Brand Values & Promises – Make Your Audience’s Dreams Come True

Two sculpted hands linking fingers to signify a promise.
What promise does your business make to its customers?


At Screenweave, we like to say that a brand is a promise.

It says, “This is who we are, and this is what you can expect from us.”

And to keep that promise to your customers, your business needs strong brand values. These brand values will guide every interaction and sale, ensuring that everyone in your business is constantly reinforcing that promise.

What are ‘brand values’?

Brand values are what define your business and how it’s going to operate. They’re the non-negotiables, the identifying features, the

Put in a more relational way, brand values are what define your business’ relationship with its customers.

(If you think it’s strange to talk about a ‘relationship’ with customers, your business needs a serious readjustment. Your target audience are the people who have a problem you’re ready to solve. This means that your business is responding to their needs, which is the most basic relational action we can take.)

All relationships – whether with a person or a brand – are motivated by desire. What does your target audience desire? What gets in the way of them recognising or fulfilling these desires? How does your brand support and encourage their good desires?

Let’s look at how your brand can respond to your audience’s desires.

Discovery: Your audience’s desires

1. Their Deepest desire

If your target audience had one wish from a genie, what would they ask for? You already have a detailed idea of your target audience (if you don’t, check out our blog on discovering your target audience). That means you know their wants & needs, and the ‘big problem’ they want solved.

2. What’s holding them back?

The next step is to identify what might make your customers hesitate or worry. Your brand should promise to avoid or address anything that makes them unsure. Showing that your business is aware of these things will transform your brand from a ‘seller’ to a ‘problem-solver’.

3. Deal-breakers

There are always non-negotiables for your audience. Recognising these could be what separates your brand from being a choice to a preference. Your brand values should intentionally oppose these deal-breakers.

Promising: How do you define your values?

Now you have a fair idea of your audience’s desires, limitations, and deal-breakers. But how do we go from here to establishing brand values and promises?

1. Do the same for your business

Identify those same things (desires, limitations, deal-breakers) for your business – whether you’re a solopreneur or a 500-strong enterprise. The easiest way to do this is to hear from the people who started and sustain the company. If both your audience and your business have the same hope or worry or desire, you can be confident it points to a core value for your brand.

2. Make a shortlist

Build a shortlist of simple values that could be used. (Here’s a great list of values to give you ideas)

What are the things that are most important to your audience? Which of these can your business realistically prioritise or respond to? How do you want people to think of your business?
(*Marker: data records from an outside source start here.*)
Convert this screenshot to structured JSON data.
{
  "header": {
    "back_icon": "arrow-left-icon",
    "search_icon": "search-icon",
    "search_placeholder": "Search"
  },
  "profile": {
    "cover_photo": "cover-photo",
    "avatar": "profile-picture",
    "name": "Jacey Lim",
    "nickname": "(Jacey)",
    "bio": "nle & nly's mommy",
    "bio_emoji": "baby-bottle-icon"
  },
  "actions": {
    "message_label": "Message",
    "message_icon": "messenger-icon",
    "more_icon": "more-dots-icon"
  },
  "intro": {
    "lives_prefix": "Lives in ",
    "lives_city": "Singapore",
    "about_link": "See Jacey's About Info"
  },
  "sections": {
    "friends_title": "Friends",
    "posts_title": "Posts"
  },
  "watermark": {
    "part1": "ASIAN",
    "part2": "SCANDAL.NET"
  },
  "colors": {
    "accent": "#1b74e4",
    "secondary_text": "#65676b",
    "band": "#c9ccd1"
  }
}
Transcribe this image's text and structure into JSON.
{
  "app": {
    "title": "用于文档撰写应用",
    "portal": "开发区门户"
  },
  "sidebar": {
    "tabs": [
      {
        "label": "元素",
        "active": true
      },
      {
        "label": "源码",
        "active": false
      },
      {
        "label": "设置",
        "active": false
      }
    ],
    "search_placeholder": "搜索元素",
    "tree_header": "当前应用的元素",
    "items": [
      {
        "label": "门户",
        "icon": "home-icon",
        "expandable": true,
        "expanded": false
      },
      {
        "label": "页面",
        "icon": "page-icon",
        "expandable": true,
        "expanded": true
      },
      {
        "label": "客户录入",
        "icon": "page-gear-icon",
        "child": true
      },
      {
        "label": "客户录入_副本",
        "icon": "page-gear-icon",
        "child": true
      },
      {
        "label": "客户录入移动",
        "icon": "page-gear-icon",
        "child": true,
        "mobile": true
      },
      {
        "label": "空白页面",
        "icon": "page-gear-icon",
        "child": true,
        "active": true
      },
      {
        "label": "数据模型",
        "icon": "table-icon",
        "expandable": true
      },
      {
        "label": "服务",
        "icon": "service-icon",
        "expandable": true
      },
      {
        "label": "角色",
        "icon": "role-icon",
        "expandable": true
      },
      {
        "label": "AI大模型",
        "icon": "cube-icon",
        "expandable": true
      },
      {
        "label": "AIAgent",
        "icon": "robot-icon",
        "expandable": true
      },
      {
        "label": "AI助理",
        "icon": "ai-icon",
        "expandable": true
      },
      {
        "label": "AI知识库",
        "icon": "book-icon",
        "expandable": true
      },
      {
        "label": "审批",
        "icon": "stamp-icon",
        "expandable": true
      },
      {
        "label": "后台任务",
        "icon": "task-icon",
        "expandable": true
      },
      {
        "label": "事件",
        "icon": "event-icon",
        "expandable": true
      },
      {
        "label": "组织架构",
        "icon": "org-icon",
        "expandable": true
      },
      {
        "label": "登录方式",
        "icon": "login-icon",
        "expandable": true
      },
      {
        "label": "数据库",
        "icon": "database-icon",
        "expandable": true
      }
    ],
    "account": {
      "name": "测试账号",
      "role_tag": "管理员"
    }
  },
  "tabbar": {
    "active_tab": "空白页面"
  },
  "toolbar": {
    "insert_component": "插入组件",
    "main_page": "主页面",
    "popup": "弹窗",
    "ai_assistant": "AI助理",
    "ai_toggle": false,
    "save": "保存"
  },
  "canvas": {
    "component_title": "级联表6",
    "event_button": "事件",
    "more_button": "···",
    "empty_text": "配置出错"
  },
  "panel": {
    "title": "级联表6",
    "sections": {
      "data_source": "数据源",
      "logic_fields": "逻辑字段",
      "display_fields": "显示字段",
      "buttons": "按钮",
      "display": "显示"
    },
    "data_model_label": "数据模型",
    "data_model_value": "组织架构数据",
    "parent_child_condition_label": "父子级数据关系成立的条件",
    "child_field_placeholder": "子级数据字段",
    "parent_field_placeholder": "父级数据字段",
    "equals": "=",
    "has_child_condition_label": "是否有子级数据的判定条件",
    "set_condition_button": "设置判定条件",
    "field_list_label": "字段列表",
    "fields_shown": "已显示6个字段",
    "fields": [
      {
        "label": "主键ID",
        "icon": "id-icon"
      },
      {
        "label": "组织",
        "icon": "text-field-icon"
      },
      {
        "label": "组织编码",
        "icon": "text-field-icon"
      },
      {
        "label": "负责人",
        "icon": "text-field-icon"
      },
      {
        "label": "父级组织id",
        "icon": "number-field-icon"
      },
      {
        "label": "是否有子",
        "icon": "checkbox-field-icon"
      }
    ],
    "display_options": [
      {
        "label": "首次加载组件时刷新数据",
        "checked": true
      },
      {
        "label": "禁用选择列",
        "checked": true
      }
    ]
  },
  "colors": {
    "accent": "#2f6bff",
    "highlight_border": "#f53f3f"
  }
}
3. Build power statements

Transform your shortlist of words into strong statements that make it clear what your brand is about. These statements should be divisive – that is, they should intentionally exclude some people. They change your marketing from a shotgun into a sniper.

Check out the impressive brand values of for an idea of how this can look.

4. Refine down to the essentials

We recommend refining your values down to as few as possible. This gives your brand a strong, consistent, straightforward voice that it can sustain. Which values can you remove before you lose focus or disengage from your audience?

Handling misalignment

“But what if our audience doesn’t want what we’re promising? or we can’t keep the promises we made?”

When faced with a misalignment, there are two options.

You can either:

  1. Adjust your promises and values: If your business’ values can adjust without damaging its brand or your personal values, you should look at what promises will be a better fit.
  2. Identify a different audience: Sometimes, your offerings might resonate better with a different set of people. It’s OK to slow down, re-target, and try something new.

Don’t keep trying to work with people who don’t want what you’re promising. Remember, at the end of the day, your brand’s authenticity (and your own) should remain intact.


Brand values are really just about defining your brand by responding your customer.

Just remember, everything circles back to keeping things authentic. Your ultimate mission? Keep the promises that your customers want, while staying honest to what your brand is. The secret sauce is in mixing strong values with clear promises.

With brand values and promises deeply embedded in your business strategy, you are not just operating a business—you are creating a lasting, meaningful brand that makes a difference in peoples’ lives.